Steve Martin is a great physical comic, and the new "Pink Panther" is not without laughs. There are sight gags galore, and Beyoncé has star quality. But I liked the Henry Mancini music more than the punch lines.

Technically, this is a prequel to the Peter Sellers' original, but it still breaks the Joel Siegel sequel rule: If this had been the first of the series, would anyone have made a sequel? The answer, as Inspector Clouseau might have said, "Nuuuuuuu."

The Blake Edward's original from 1963 is one of the funniest movies of all time, and I'm clueless why Martin would make this film. He wouldn't do Charlie Chaplin; why do Peter Sellers? (Grade: C)

Ford Gets Mad and Even in 'Firewall'

I always ask actors and directors what they want audiences to take away when they see their films. I got to talk with Harrison Ford, and he told me, "There's nothing wrong with having fun at the movies." That's what "Firewall" is.

Ford plays a bank security guy. Paul Bettany, a great bad guy, holds his family hostage and forces Ford to rob his own bank of $100 million. A cyber-update to the family-held-hostage formula: We've seen Ford do it on an airplane, we've seen him do it as Jack Ryan. You know the saying: Don't get mad, get even. Because he's Harrison Ford, he gets to get mad and get even.

At a screening I was at, when Ford said: "You get your money when I get my family," someone in the audience screamed, "Yes!" And everybody cheered. It's that kind of movie. Too intense for kids, please note, but pure popcorn-munching fun. Grade: B.

'Curious George' Delivers the Monkey

When they're well-done, movies of even great books like "Curious George" do things books just can't. You'll see a chameleon bit that wasn't in the 1940s children's classic. It couldn't have been until modern animation and a filmmaker like Ron Howard came along.

This is a lovingly crafted adaptation. The story's kept simple. So is the animation. No razzle, no dazzle, and a little nostalgia for parents.The name of the ship that takes a troublesome chimp to America is the H.A. Rey. Tell your kids that that's the name of the guy who wrote the book. It's a wonderful first movie for the very young.

Will Ferrell, Drew Barrymore and David Cross lead the vocal cast, with Ferrell playing the troubling simian's pal, known only in the 1940s books as "the man with the yellow hat."

Sure, I liked the comic animal mayhem better when Cary Grant and Katharine Hepburn did it in "Bringing Up Baby," but this generation of kids is going to think they stole it from Grant and Hepburn.

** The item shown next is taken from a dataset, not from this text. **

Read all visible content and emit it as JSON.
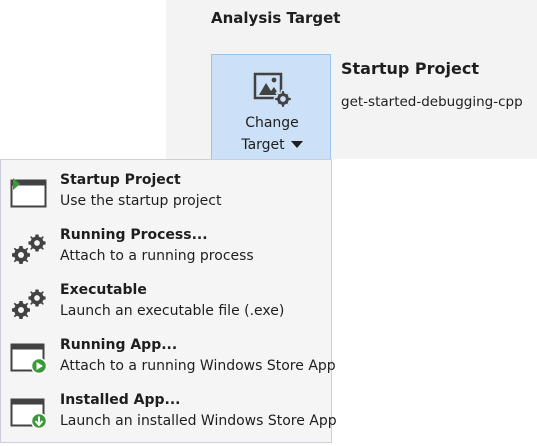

Rated G for "Gee Wiz," "Curious George" also has a great advertising tag line: "Show Me the Monkey." Grade: B.